By Teresa Cerojano 23 May 2014
MANILA — An Asian Development Bank official warned Thursday of a largely unnoticed crisis in Southeast Asia: private investment in infrastructure has not recovered in the nearly two decades since the Asian financial crisis.
Stephen Groff, ADB Vice President for operations, said in an interview on the sidelines of the World Economic Forum on East Asia, that private funding for infrastructure in five of the biggest Southeast Asian members has declined steeply. It was $38 billion in 1997 and around $25 billion in 2010.
“It’s coming up but it’s nothing like it was in 1997,” he told The Associated Press. “Essentially, the ASEAN financial crisis led to a crisis of confidence with governments, a crisis of confidence in the private sector, and there hasn’t been enough investment or discussion or development of tools that allow risk-sharing to be used appropriately.”
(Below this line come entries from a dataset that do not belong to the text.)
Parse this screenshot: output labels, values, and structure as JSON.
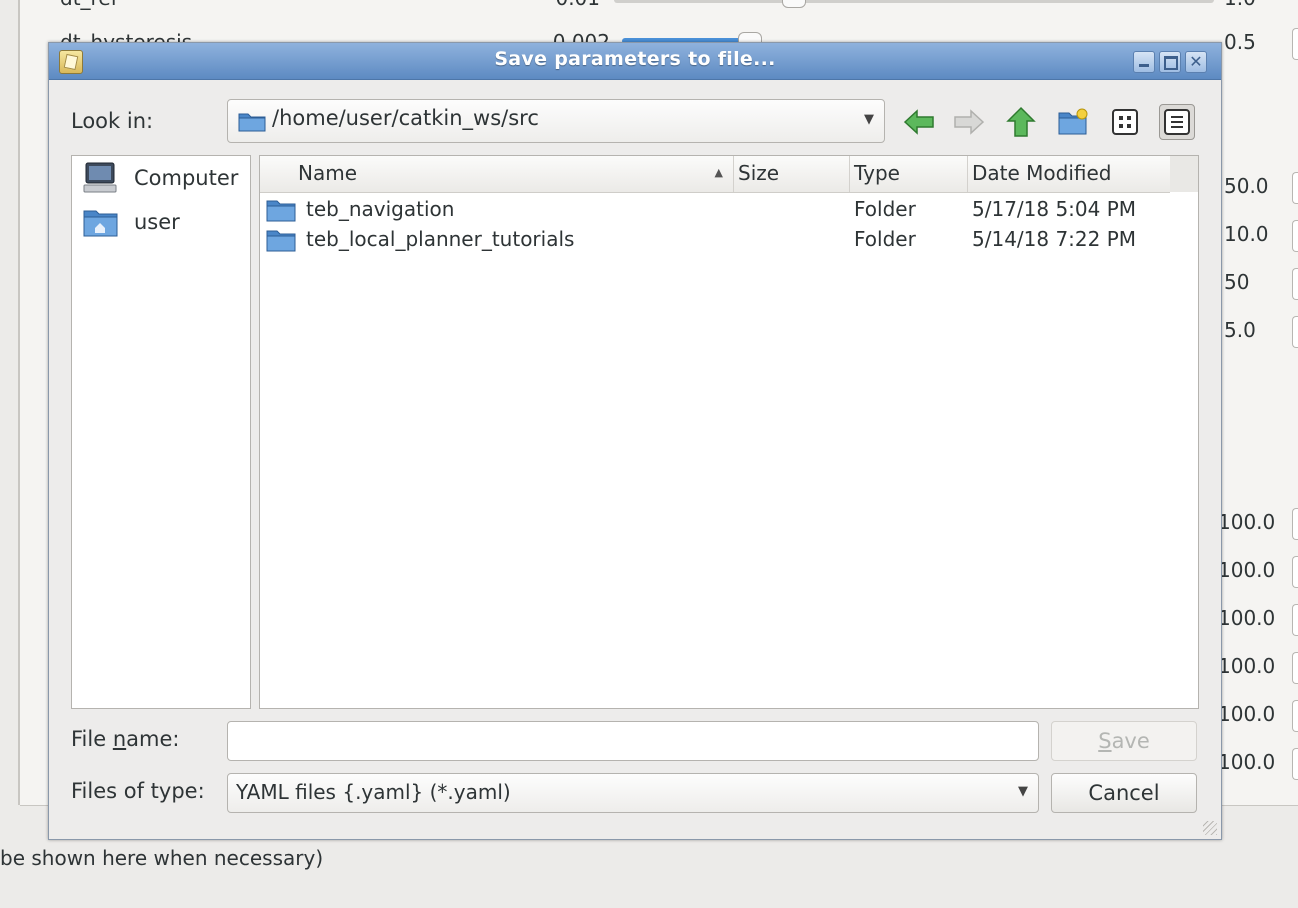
{
  "background": {
    "params": [
      {
        "label": "dt_ref",
        "value": "0.01",
        "max": "1.0"
      },
      {
        "label": "dt_hysteresis",
        "value": "0.002",
        "max": "0.5"
      }
    ],
    "right_values": [
      "50.0",
      "10.0",
      "50",
      "5.0",
      "100.0",
      "100.0",
      "100.0",
      "100.0",
      "100.0",
      "100.0"
    ],
    "status_text": "be shown here when necessary)"
  },
  "dialog": {
    "title": "Save parameters to file...",
    "look_in_label": "Look in:",
    "path": "/home/user/catkin_ws/src",
    "toolbar_icons": [
      "back-arrow-icon",
      "forward-arrow-icon",
      "up-arrow-icon",
      "new-folder-icon",
      "list-view-icon",
      "detail-view-icon"
    ],
    "sidebar": [
      {
        "label": "Computer",
        "icon": "computer-icon"
      },
      {
        "label": "user",
        "icon": "home-folder-icon"
      }
    ],
    "columns": [
      "Name",
      "Size",
      "Type",
      "Date Modified"
    ],
    "files": [
      {
        "name": "teb_navigation",
        "size": "",
        "type": "Folder",
        "modified": "5/17/18 5:04 PM"
      },
      {
        "name": "teb_local_planner_tutorials",
        "size": "",
        "type": "Folder",
        "modified": "5/14/18 7:22 PM"
      }
    ],
    "file_name_label_pre": "File ",
    "file_name_label_u": "n",
    "file_name_label_post": "ame:",
    "file_name_value": "",
    "files_of_type_label": "Files of type:",
    "file_type": "YAML files {.yaml} (*.yaml)",
    "save_label_u": "S",
    "save_label_rest": "ave",
    "cancel_label": "Cancel"
  },
  "colors": {
    "accent": "#5d8ac2",
    "folder": "#4a86c8",
    "nav_green": "#4caf50"
  }
}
The five members he referred to were Indonesia, Malaysia, the Philippines, Thailand and Vietnam. The other members are Singapore, Cambodia, Laos, Myanmar and Brunei.
Groff said while private investors assume risks, there are other types of risks that governments and financial institutions need to assume “and that hasn’t yet come into play as much as it needs to.”
The region, which will launch next year a common market comprising 600 million people, needs to spend $60 billion yearly until 2020 to meet its infrastructure needs. But Groff said ASEAN currently spends only about half that.
He said while there has been some progress in a number of countries in recent years in helping facilitate private investments in infrastructure by addressing legal and regulatory issues that restrict private participation, the process is not easy and takes time.
There is a need to think about financing interest mechanisms, mechanisms to mitigate risks, developing bankable projects that attract private investments and bringing back home the region’s extra savings that have been invested in low-yielding treasury bonds in the U.S. and Europe, he added.
To bring back some of those funds, the ADB has helped develop the ASEAN Infrastructure Fund which began lending last year. Two infrastructure projects in Indonesia have been funded while more projects throughout the region are in the pipeline, Groff said.
The fund is being managed by the ADB, with funding coming from ASEAN members and the bank.
Indonesian Finance Minister Muhamad Chatib Basri said infrastructure is the “first priority” for his country after it had established political stability under outgoing President Susilo Bambang Yudhoyono.
However, he said the “main challenge in the future is not only sustainable growth but also shared growth.”
Philippine Finance Secretary Cesar Purisima said the region’s relatively young population, natural resources and its geographic location are factors that would contribute to growth. But to make sustainable growth a reality the “capital surplus region” has to make more infrastructure investments, he added.
“We have the money … but we need to make our financial markets more efficient and more connected,” he said. “Governance is the most important ingredient because businesses want predictability, want open economy, want to be able to reduce the risks.”